I can't pretend that I gave anything up this Lent, but I can at least endorse the self-denial of others. A couple of weeks ago, I was at a dinner party where a woman arrived late. Handed a glass by the host, she said: "Oh, I've given up wine for Lent. I'm still drinking beer, though. But I think I'll have water."
I found that charming in about five different ways, but mainly because of the unflustered boldness with which she admitted to being religious. Because I mean, this was a north London dinner party . . . I would never admit to any left-liberal social gathering that I sometimes go to church. I once let slip the fact to a moderately right-on friend, and he said, "I can't believe that anybody as sensible and sane as you would be stupid enough to do that", causing me to experience in microcosm what I think is called a roller-coaster of emotions.
I believe that one columnist on the liberal paper I read is a practising Christian, but I only discovered her allegiance when I saw her column in the Tablet. Christians are likely to be depicted in my paper's pages as zealots or people who inexplicably haven't caught up with the modern world. Meanwhile, its obituaries section offers a steady parade of Christians whose lives seem to have been lived entirely in the service of those less fortunate than themselves.
I think of the vicars I know, scurrying about from sick visit to charity event in their scuffed Doc Martens and modest estate cars. It's been a very long time indeed since the faith to which they cleave has been a catalyst for violence - not since the Enlightenment at the latest. Today, well, it strikes me that every time I see our parish vicar, I'm on my way to do something for myself (go to the pub, buy groceries) while he's off to do something for somebody else. What salary is he on? Fourteen grand a year? It's not much of a return for an Oxbridge degree. Does he deserve such flak from "progressives" earning five times that in the media? Why are they trying to put the poor bloke out of business? It's not as if he doesn't subscribe to the publications they write for. I know for a fact that he does.
To the average funky young columnist, Christians are as relevant as Cliff Richard, but where does that columnist think the philosophical roots of his own opinions lie? The left has forgotten that most of our leading reformers have been at the very least inspired by Christian faith: from William Wilberforce, the Chartists, Octavia Hill, Gladstone and Seebohm Rowntree to the Webbs, Keir Hardie, Clement Attlee . . . and Gordon Brown, whose Christianity is regarded as less suspect than Tony Blair's, but which must still be a great imponderable to the people who make their living from writing about him.
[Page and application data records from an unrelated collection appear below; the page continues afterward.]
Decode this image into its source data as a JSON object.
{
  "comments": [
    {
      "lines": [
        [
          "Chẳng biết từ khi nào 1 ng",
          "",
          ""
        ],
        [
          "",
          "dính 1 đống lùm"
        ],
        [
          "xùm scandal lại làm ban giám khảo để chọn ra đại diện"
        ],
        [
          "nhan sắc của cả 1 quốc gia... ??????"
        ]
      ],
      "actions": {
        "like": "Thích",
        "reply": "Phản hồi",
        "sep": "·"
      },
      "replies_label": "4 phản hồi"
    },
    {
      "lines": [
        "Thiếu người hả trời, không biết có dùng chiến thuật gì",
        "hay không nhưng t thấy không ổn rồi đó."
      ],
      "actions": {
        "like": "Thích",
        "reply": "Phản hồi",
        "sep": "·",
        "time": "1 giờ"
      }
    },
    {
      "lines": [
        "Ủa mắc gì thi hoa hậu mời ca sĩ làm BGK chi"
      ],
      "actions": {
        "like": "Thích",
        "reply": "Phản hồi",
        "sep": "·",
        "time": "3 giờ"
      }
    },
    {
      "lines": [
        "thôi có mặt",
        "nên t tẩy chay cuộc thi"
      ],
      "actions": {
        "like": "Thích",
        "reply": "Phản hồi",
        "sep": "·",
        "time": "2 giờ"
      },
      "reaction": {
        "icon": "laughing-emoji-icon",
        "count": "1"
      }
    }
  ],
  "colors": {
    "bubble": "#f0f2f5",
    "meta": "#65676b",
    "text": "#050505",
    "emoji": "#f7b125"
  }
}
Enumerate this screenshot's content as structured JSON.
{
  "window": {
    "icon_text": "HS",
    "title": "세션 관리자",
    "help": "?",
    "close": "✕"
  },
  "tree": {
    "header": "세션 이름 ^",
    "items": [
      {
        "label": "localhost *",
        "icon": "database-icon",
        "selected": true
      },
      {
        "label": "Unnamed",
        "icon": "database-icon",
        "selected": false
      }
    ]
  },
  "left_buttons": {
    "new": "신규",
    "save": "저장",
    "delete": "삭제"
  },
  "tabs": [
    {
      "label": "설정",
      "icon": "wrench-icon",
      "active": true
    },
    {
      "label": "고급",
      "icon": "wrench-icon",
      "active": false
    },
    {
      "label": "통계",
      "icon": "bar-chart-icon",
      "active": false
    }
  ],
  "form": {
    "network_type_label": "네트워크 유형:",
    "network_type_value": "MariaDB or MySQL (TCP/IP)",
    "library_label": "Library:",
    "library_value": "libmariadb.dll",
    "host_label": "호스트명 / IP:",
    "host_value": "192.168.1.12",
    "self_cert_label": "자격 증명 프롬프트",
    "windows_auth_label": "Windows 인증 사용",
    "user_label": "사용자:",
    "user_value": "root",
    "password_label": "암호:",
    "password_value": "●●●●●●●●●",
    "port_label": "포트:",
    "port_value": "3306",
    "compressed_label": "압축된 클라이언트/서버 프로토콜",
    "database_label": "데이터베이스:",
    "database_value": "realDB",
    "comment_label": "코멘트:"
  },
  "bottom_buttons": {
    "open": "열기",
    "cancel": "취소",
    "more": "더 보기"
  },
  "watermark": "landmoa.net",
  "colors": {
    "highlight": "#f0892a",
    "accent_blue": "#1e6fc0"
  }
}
Most pundits are entirely cut off from his world-view, and I sense a kind of regret about that. Late last year, Hanif Kureishi wrote an article that I've seen echoed a dozen times since. His subject was Islamist terrorism, and the meat of his argument was that "the Thatcherite world failed to deliver, thus leaving a space which Islam can occupy". He wrote of "a nihilistic west disappearing into a whirlpool of narcissism, sentimentality and moral emptiness". He proposed no answer, of course, and many articles that I've read since identify the same malaise and tail off with the same poignant ellipsis.
There's a similar wistfulness to Oliver James's book Affluenza, in which he early on identifies religious belief as an antidote to the "virus". He recognises the sheer utility of faith. "One study of 860 young American adults showed [that] those with materialistic values, such as wanting money or prestige, were far less likely to be religious, and they were unhappier, drank and smoked more, and, in the case of the women, were at greater risk of eating disorders." Yet the book is not a Christian or religious apologia. God does not exist, after all. Richard Dawkins has proved this conclusively.
Dawkins does depress me, with his forensic approach. He is like an irritating, bright sixth-former intoxicated with his own iconoclasm - whereas I suppose he thinks of himself as the boy who points out that the emperor has no clothes. If he is right (and I am trying to convince myself that he is not), the best I can hope for is to be like Dawkins himself: dapper, elegantly greying, well-off, recognised for my work, with a good media profile and, no doubt, a nice man. It's a thought that makes me feel very claustrophobic.
Andrew Martin's novel "The Lost Luggage Porter" will be published in paperback by Faber & Faber on 3 May